- Kirjathjearim used 18 times.
- Included in Eastons: Yes
- Included in Hitchcocks: No
- Included in Naves: No
- Included in Smiths: Yes
- Included in Websters: No
- Included in Strongs: No
- Included in Thayers: No
- Included in BDB: No
City of jaars; i.e., of woods or forests, a Gibeonite town (Joshua 9:17) on the border of Benjamin, to which tribe it was assigned (18:15, 28). The ark was brought to this place (1 Samuel 7:1, 2) from Beth-shemesh and put in charge of Abinadab, a Levite. Here it remained till it was removed by David to Jerusalem (2 Samuel 6:2, 3, 12; 1 Chronicles 15:1-29; comp. Psalms 132). It was also called Baalah (Joshua 15:9) and Kirjath-baal (60). It has been usually identified with Kuriet el-Enab (i.e., "city of grapes"), among the hills, about 8 miles north-east of Ain Shems (i.e., Beth-shemesh). The opinion, however, that it is to be identified with Erma, 4 miles east of Ain Shems, on the edge of the valley of Sorek, seems to be better supported. (See KIRJATH.)

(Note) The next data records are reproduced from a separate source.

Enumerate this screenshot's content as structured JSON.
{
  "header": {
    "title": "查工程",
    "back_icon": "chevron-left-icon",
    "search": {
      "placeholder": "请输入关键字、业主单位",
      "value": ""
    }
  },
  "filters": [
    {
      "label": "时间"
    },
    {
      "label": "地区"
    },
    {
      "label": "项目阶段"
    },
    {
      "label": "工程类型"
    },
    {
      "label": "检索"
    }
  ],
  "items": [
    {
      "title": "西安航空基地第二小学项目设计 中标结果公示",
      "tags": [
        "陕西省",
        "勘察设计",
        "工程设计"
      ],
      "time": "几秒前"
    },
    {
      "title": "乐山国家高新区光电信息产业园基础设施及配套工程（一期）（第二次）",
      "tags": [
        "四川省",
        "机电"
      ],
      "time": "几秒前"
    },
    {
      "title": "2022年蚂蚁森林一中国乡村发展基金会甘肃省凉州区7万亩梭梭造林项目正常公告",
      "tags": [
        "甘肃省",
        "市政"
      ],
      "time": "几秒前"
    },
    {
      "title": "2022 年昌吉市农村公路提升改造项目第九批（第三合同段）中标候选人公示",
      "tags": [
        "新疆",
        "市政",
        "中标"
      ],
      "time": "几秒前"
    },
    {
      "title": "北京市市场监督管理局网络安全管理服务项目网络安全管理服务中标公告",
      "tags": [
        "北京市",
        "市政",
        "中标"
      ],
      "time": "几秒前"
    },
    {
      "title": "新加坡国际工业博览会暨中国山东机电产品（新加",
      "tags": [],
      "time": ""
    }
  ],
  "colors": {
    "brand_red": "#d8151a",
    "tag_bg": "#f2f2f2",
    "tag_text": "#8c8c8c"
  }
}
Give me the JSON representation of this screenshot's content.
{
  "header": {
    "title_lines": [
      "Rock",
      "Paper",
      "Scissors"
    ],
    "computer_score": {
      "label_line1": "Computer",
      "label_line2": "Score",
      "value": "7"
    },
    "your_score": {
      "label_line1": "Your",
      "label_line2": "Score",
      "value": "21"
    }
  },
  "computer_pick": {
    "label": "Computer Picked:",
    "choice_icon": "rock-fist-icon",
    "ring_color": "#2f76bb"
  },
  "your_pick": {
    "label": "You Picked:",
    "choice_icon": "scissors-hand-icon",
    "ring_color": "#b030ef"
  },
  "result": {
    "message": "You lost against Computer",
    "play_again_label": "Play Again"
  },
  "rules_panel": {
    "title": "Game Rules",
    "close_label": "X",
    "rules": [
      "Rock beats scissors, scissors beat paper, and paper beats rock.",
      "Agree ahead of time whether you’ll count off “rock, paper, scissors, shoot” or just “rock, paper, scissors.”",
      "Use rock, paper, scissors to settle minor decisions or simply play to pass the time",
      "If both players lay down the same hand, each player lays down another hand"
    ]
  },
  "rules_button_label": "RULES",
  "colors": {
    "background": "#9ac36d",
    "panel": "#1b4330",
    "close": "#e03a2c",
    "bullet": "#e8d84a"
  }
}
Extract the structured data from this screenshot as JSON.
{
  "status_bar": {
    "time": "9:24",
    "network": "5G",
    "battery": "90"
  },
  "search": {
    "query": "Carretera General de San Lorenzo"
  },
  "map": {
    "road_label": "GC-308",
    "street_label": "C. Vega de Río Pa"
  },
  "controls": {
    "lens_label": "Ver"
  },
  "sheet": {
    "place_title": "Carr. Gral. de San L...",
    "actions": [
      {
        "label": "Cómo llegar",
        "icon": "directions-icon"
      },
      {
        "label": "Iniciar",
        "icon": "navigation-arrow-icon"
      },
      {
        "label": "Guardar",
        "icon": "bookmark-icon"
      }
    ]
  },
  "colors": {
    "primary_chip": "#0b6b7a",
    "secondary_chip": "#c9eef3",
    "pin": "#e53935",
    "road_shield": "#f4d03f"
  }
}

The words of Psalms 132:6, "We found it in the fields of the wood," refer to the sojourn of the ark at Kirjath-jearim. "Wood" is here the rendering of the Hebrew word jaar, which is the singular of jearim.
(the city of forests), first mentioned as one of the four cities of the Gibeonites, (Joshua 9:17) it next occurs as one of the landmarks of the northern boundary of Judah, ch (Joshua 15:9) and as the point at which the western and southern boundaries of Benjamin coincided, ch. (Joshua 18:14,15) and in the last two passages we find that it bore another, perhaps earlier, name
that of the great Canaanite deity Baal, namely BAALAH and KIRJATH-BAAL. At this place the ark remained for twenty years. (1 Samuel 7:2) At the close of that time Kirjath-jearim lost its sacred treasure, on its removal by David to the house of Obed-edom the Gittite. (1 Chronicles 13:5,6; 2 Chronicles 1:4; 2 Samuel 6:2) etc. To Eusebius and Jerome it appears to have been well known. They describe it as a village at the ninth mile between Jerusalem and Diospolis (Lydda). These requirements are exactly fulfilled in the small modern village of Kuriet-el-Enab
now usually known as Abu Gosh , from the robber chief whose headquarters it was
on the road from Jaffa and Jerusalem.